Job opportunities in blockchain
Many people think blockchain is “new” and complicated but it has been around for almost ten years and is actually a fairly simple technology – and – the technology component is just a fraction of any blockchain solution.
When you think of blockchain, what kinds of jobs come to mind? What many don’t realize is that blockchain adoption is creating a need for more than just developers. Companies working with blockchain are also looking to hire business and technical consultants, software engineers, cyber security strategists, project managers, marketers and many others. And because blockchain is being applied across a diverse array of industries such as finance, retail, supply chain and healthcare, the jobs are just as varied.
IBM, for example, who was recently named the #1 blockchain vendor by Juniper Research, has more than 400 blockchain projects in progress, employs more than 1,600 employees and has more than 150 job openings related to blockchain. Some of these are even “new collar” jobs: roles in fast growing fields, where having the right skills matter more than having a bachelor’s degree. Such skills can be cultivated through coding camps, community colleges, apprenticeships and other non-traditional methods.
My colleague, Eileen Lowry, and I recently discussed the growing blockchain job market with CNBC. Watch the video to learn more about the new opportunities that blockchain provides technical professionals.
Blockchain helping to improve food supply chain from CNBC.
Build your skills and deploy game-changing blockchain applications in multiple cloud environments
Bridging the blockchain skills gap
While companies continue to create new job roles because of the fast, transformative effects of blockchain, many of those positions remain vacant because demand is outpacing supply.

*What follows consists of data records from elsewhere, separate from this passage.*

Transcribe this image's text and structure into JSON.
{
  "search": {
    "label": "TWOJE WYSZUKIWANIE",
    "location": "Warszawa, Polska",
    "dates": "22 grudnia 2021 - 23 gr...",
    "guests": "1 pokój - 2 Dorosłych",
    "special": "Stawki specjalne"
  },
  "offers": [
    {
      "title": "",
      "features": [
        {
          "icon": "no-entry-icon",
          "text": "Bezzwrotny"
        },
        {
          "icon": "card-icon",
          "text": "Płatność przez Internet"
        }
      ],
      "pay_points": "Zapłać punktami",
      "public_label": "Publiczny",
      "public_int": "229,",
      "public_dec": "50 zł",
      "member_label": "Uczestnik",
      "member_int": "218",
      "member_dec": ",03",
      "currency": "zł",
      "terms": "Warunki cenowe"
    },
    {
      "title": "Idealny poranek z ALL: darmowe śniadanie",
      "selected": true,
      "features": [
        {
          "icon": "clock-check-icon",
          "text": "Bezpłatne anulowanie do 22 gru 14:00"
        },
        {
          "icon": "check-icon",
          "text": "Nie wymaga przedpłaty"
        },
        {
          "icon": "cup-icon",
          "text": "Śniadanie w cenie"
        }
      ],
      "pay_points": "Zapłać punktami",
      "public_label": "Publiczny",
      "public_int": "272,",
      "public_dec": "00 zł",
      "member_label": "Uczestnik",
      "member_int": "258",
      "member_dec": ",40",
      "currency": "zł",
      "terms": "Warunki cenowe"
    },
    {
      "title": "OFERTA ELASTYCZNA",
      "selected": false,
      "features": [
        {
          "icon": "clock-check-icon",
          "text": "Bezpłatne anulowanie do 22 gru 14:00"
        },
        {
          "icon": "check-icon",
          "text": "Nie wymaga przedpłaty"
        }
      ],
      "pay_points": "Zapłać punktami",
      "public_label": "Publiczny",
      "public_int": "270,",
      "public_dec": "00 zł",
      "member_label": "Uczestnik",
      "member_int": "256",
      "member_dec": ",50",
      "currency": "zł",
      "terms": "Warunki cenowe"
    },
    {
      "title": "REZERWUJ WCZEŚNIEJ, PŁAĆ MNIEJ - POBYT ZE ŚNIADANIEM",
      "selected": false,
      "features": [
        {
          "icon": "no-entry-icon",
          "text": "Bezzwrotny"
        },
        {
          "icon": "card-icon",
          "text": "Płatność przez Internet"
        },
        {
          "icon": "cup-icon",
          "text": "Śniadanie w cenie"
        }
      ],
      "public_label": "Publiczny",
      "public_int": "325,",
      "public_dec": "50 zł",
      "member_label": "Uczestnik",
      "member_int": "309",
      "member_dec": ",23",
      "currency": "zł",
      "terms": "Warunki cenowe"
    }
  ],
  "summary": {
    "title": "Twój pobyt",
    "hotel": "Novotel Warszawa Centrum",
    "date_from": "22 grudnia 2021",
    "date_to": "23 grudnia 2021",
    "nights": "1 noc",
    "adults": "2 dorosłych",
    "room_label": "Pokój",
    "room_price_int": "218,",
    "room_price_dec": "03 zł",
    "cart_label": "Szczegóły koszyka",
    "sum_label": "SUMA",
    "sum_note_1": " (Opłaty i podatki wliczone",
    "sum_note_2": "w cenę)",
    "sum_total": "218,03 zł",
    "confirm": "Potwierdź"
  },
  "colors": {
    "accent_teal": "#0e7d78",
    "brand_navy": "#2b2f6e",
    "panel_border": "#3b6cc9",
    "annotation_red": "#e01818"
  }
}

Some higher educational institutions are just beginning to offer courses for studying blockchain, and the number of professionals with such experience is naturally limited. However, this doesn’t necessarily mean you must have extensive training to enter this expanding job market. Skilled employees are needed and people with adjacent skills — whether developer, IT architect, user experience designer or financial services consultant — are stepping into the ring. To bridge gaps in skills and experience, IBM offers personalized online training for employees who work with blockchain or are interested in working with it.
Nurturing potential candidates from academic institutions is another way to meet the rising demand for skilled employees. That’s why the IBM Academic Initiative, which provides training resources to students and educators, was recently expanded to include blockchain. You can read more about the program in this blog post.
Resources for developers
If you’re a developer, you might already have the skillset necessary to move into a blockchain role. As IBM Vice President of Blockchain Technology Jerry Cuomo tells it, “If you are a coder who knows about cryptography then it [blockchain] is pretty simple.” To get started writing blockchain applications and quickly hone your development skills, check out the IBM Blockchain Platform developer sandbox.
For technologists who want more in-depth guidance, IBM has refreshed its blockchain training and educational materials on developerWorks for The Linux Foundation’s Hyperledger Fabric 1.0.
Be sure to join the IBM Blockchain community:
Learn more about blockchain today